Compared with other heavily-used rivers of the world the Lower Fraser is still in relatively good health. However, its future is clouded with uncertainty. There is unmistakeable evidence that toxic materials, including lead, mercury, pesticides and PCB's are beginning to accumulate in the sediments and fish of the river. These pollutants not only enter the river from municipal sewage treatment plants and industry but also in the storm waters that run off urban lands. Their control will not be as simple as just more treatment, it will require much greater emphasis on regulation of the materials produced and used in society today.

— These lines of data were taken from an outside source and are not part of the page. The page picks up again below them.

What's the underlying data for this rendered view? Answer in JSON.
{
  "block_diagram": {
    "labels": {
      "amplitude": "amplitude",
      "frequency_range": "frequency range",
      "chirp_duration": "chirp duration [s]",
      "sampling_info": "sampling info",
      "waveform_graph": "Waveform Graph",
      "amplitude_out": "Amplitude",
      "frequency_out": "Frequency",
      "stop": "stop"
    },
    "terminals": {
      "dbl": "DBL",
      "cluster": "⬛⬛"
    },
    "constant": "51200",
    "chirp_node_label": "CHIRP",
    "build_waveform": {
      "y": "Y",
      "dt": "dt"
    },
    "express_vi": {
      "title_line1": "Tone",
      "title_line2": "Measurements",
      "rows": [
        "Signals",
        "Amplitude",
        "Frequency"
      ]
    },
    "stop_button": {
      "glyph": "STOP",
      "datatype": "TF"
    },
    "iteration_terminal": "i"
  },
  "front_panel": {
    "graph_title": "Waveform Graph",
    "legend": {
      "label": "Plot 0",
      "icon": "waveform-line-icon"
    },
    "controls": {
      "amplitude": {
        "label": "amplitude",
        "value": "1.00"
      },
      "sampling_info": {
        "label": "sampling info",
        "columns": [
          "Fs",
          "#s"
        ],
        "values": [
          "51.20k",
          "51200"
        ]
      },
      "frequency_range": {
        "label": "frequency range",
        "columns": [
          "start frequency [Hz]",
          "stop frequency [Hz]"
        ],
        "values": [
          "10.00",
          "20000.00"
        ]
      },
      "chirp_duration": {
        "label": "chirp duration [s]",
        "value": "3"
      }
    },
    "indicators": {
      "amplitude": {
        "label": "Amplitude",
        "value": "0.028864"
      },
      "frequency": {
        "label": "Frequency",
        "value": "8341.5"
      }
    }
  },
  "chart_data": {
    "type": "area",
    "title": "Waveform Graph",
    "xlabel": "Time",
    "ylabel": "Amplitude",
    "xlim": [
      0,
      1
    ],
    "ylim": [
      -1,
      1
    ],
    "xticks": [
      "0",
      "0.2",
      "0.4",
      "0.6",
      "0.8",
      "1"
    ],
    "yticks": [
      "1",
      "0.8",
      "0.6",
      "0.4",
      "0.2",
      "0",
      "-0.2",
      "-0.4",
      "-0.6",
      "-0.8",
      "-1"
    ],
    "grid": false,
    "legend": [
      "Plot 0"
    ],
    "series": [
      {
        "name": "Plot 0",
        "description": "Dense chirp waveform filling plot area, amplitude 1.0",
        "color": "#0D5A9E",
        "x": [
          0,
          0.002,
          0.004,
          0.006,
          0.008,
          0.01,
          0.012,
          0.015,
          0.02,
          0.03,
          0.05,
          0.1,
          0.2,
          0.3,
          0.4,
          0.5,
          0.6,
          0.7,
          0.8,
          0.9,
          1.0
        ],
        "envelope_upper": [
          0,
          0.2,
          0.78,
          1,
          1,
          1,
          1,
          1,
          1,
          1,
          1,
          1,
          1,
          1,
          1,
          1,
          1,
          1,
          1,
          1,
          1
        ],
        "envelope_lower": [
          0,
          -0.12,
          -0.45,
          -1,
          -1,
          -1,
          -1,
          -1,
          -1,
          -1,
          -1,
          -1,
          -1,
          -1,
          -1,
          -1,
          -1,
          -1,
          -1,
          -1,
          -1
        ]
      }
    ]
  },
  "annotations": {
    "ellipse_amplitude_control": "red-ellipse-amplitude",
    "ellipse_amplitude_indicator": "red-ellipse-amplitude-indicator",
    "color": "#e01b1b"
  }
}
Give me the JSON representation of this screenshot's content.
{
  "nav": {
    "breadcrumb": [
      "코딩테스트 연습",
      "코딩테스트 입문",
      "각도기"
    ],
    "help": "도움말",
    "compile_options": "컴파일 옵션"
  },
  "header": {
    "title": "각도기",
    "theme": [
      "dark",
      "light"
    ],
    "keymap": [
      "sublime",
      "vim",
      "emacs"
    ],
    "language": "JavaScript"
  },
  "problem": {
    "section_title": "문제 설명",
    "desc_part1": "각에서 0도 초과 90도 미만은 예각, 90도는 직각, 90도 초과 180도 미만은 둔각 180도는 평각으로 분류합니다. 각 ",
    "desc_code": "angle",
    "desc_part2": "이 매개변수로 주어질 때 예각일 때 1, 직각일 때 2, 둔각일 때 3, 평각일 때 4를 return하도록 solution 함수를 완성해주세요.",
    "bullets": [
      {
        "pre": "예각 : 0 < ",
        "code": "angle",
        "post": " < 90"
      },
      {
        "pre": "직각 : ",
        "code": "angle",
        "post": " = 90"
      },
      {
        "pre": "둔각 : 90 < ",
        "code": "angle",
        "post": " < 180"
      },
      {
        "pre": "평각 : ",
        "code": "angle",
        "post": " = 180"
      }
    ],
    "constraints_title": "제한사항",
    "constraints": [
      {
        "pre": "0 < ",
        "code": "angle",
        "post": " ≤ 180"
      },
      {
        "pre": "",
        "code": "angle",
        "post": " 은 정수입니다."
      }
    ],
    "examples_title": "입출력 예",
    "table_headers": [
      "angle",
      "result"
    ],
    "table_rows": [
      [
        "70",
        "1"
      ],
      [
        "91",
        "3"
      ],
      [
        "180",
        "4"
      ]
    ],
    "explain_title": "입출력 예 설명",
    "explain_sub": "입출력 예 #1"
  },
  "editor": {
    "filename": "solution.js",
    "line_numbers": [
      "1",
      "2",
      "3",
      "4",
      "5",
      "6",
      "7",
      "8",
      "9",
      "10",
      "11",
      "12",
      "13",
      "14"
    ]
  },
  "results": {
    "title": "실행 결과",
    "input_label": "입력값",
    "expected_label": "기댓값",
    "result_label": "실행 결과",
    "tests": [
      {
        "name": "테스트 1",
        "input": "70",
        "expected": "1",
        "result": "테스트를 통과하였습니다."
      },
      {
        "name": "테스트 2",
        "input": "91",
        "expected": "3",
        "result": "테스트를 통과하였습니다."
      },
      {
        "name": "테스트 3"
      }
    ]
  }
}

If this valuable resource is to be preserved the administration of pollution control in the Lower Fraser must be strengthened by insuring that adequate information is generated about the health of the aquatic ecosystem and the sources of toxic materials. This might be done most effectively by the establishment of an Environmental Protection Committee and Secretariat in the Greater Vancouver Regional District and a source control programme in the Greater Vancouver Sewerage and Drainage District both of which would be funded by charges on waste dischargers.
These are some of the major conclusions of the Westwater Research Centre at the University of British Columbia, which were reported in a series of public lectures early in 1976. This book contains the texts of these lectures which summarize the results of a four year programme of physical, chemical, biological, economic and political research into pollution control in the Lower Fraser River.

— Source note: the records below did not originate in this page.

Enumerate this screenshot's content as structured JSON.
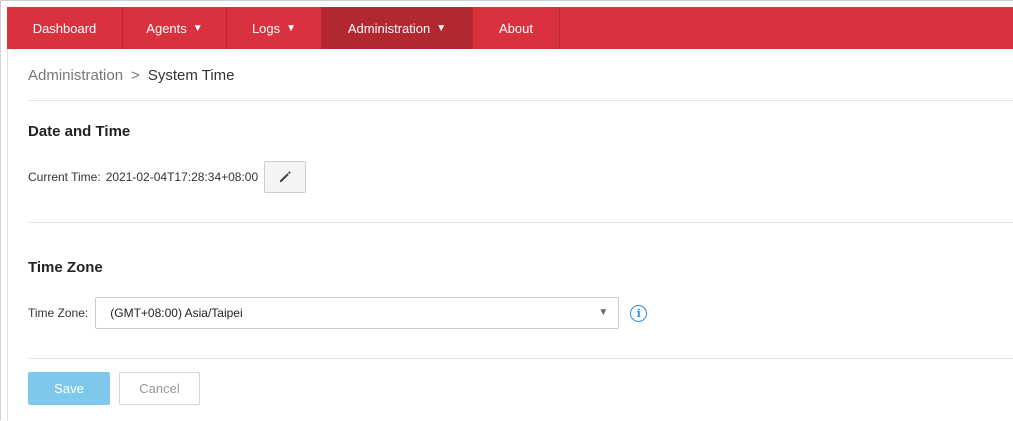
{
  "nav": {
    "dashboard": "Dashboard",
    "agents": "Agents",
    "logs": "Logs",
    "administration": "Administration",
    "about": "About",
    "caret": "▼"
  },
  "breadcrumb": {
    "parent": "Administration",
    "separator": ">",
    "current": "System Time"
  },
  "date_time": {
    "title": "Date and Time",
    "current_time_label": "Current Time:",
    "current_time_value": "2021-02-04T17:28:34+08:00",
    "edit_icon": "pencil-icon"
  },
  "time_zone": {
    "title": "Time Zone",
    "label": "Time Zone:",
    "selected": "(GMT+08:00) Asia/Taipei",
    "info_icon": "info-icon"
  },
  "actions": {
    "save_label": "Save",
    "cancel_label": "Cancel"
  },
  "colors": {
    "nav_bg": "#d9313e",
    "nav_active": "#b22730",
    "save_bg": "#7ec8ec",
    "info": "#2a8fd8"
  }
}
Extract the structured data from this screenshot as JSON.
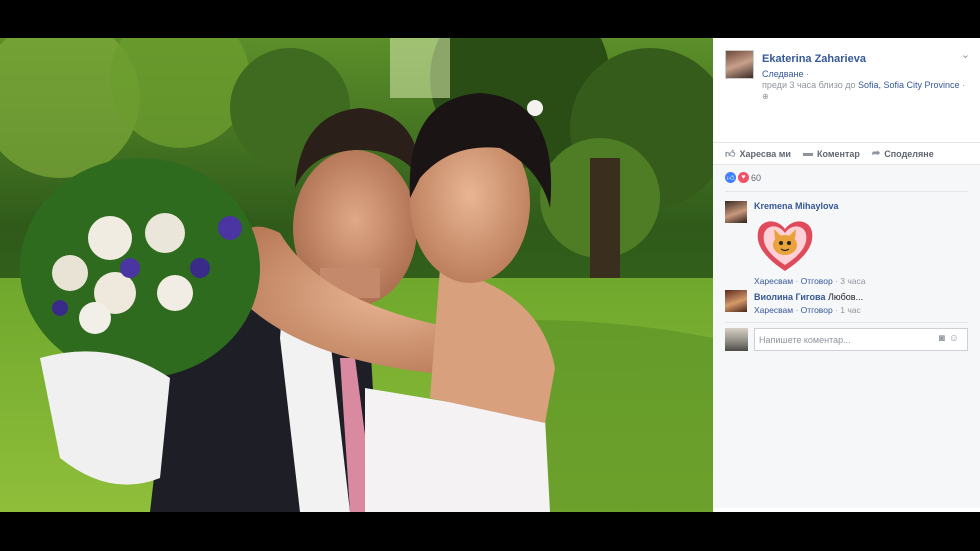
{
  "post": {
    "author": "Ekaterina Zaharieva",
    "follow_label": "Следване",
    "time": "преди 3 часа близо до",
    "location": "Sofia, Sofia City Province",
    "privacy_icon": "globe-icon",
    "menu_icon": "chevron-down-icon"
  },
  "actions": {
    "like": "Харесва ми",
    "comment": "Коментар",
    "share": "Споделяне"
  },
  "reactions": {
    "count": "60",
    "types": [
      "like",
      "love"
    ],
    "colors": {
      "like": "#4080ff",
      "love": "#f25268"
    }
  },
  "comments": [
    {
      "author": "Kremena Mihaylova",
      "text": "",
      "sticker": "heart-cat-sticker",
      "like_label": "Харесвам",
      "reply_label": "Отговор",
      "time": "3 часа"
    },
    {
      "author": "Виолина Гигова",
      "text": "Любов...",
      "like_label": "Харесвам",
      "reply_label": "Отговор",
      "time": "1 час"
    }
  ],
  "composer": {
    "placeholder": "Напишете коментар..."
  },
  "colors": {
    "link": "#365899",
    "muted": "#90949c",
    "panel_bg": "#f6f7f9"
  }
}
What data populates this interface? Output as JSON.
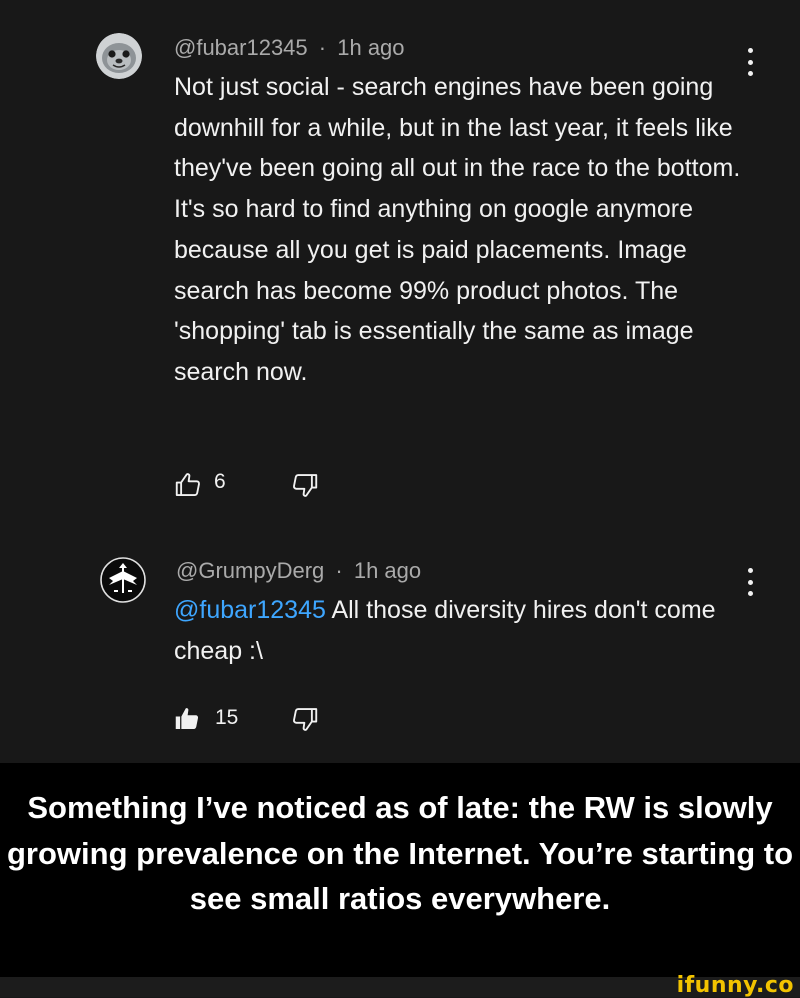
{
  "comments": [
    {
      "username": "@fubar12345",
      "time": "1h ago",
      "text": "Not just social - search engines have been going downhill for a while, but in the last year, it feels like they've been going all out in the race to the bottom. It's so hard to find anything on google anymore because all you get is paid placements. Image search has become 99% product photos. The 'shopping' tab is essentially the same as image search now.",
      "likes": "6",
      "liked": false,
      "avatar_icon": "seal-avatar-icon"
    },
    {
      "username": "@GrumpyDerg",
      "time": "1h ago",
      "mention": "@fubar12345",
      "text": " All those diversity hires don't come cheap :\\",
      "likes": "15",
      "liked": true,
      "avatar_icon": "dragon-emblem-avatar-icon"
    }
  ],
  "meta_separator": "·",
  "caption": "Something I’ve noticed as of late: the RW is slowly growing prevalence on the Internet. You’re starting to see small ratios everywhere.",
  "watermark": "ifunny.co",
  "colors": {
    "background": "#181818",
    "text": "#f1f1f1",
    "meta": "#aaaaaa",
    "mention": "#3ea6ff",
    "caption_bg": "#000000",
    "watermark": "#f2c300"
  }
}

About the author
Anthony H.J. Dorcey is an Assistant Director of the Westwater Research Centre. He has published a variety of articles on the design and implementation of water quality management policies.